ENTRIES PROVIDED:
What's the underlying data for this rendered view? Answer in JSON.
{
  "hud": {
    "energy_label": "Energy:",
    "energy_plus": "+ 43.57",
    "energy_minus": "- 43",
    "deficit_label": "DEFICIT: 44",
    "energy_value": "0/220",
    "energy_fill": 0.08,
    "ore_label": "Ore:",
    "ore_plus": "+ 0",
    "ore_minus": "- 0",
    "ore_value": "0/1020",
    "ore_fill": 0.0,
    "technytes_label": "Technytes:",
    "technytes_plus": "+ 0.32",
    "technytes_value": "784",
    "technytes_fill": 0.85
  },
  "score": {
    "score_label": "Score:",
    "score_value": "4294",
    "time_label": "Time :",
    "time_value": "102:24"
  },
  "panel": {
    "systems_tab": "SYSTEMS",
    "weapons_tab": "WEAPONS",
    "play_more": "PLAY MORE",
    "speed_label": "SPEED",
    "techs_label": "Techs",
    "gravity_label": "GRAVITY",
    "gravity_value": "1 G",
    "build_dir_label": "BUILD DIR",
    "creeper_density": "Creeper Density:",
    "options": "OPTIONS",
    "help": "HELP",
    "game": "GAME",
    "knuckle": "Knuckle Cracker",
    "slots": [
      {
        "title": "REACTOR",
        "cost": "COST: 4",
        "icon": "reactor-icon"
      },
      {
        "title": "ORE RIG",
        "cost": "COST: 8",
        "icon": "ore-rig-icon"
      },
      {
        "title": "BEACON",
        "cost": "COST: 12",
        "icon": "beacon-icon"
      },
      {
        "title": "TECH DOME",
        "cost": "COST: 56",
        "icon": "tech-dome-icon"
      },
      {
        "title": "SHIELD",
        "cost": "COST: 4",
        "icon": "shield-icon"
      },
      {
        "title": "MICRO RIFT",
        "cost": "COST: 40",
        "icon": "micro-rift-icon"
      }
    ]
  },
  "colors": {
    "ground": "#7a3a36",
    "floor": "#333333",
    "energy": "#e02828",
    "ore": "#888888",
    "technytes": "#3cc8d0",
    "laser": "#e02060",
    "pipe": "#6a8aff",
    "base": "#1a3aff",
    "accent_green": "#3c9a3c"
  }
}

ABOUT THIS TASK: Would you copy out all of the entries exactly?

RESPONSE TO THIS EXERCISE:
What's the underlying data for this rendered view? Answer in JSON.
{
  "hud": {
    "energy_label": "Energy:",
    "energy_plus": "+ 43.57",
    "energy_minus": "- 43",
    "deficit_label": "DEFICIT: 44",
    "energy_value": "0/220",
    "energy_fill": 0.08,
    "ore_label": "Ore:",
    "ore_plus": "+ 0",
    "ore_minus": "- 0",
    "ore_value": "0/1020",
    "ore_fill": 0.0,
    "technytes_label": "Technytes:",
    "technytes_plus": "+ 0.32",
    "technytes_value": "784",
    "technytes_fill": 0.85
  },
  "score": {
    "score_label": "Score:",
    "score_value": "4294",
    "time_label": "Time :",
    "time_value": "102:24"
  },
  "panel": {
    "systems_tab": "SYSTEMS",
    "weapons_tab": "WEAPONS",
    "play_more": "PLAY MORE",
    "speed_label": "SPEED",
    "techs_label": "Techs",
    "gravity_label": "GRAVITY",
    "gravity_value": "1 G",
    "build_dir_label": "BUILD DIR",
    "creeper_density": "Creeper Density:",
    "options": "OPTIONS",
    "help": "HELP",
    "game": "GAME",
    "knuckle": "Knuckle Cracker",
    "slots": [
      {
        "title": "REACTOR",
        "cost": "COST: 4",
        "icon": "reactor-icon"
      },
      {
        "title": "ORE RIG",
        "cost": "COST: 8",
        "icon": "ore-rig-icon"
      },
      {
        "title": "BEACON",
        "cost": "COST: 12",
        "icon": "beacon-icon"
      },
      {
        "title": "TECH DOME",
        "cost": "COST: 56",
        "icon": "tech-dome-icon"
      },
      {
        "title": "SHIELD",
        "cost": "COST: 4",
        "icon": "shield-icon"
      },
      {
        "title": "MICRO RIFT",
        "cost": "COST: 40",
        "icon": "micro-rift-icon"
      }
    ]
  },
  "colors": {
    "ground": "#7a3a36",
    "floor": "#333333",
    "energy": "#e02828",
    "ore": "#888888",
    "technytes": "#3cc8d0",
    "laser": "#e02060",
    "pipe": "#6a8aff",
    "base": "#1a3aff",
    "accent_green": "#3c9a3c"
  }
}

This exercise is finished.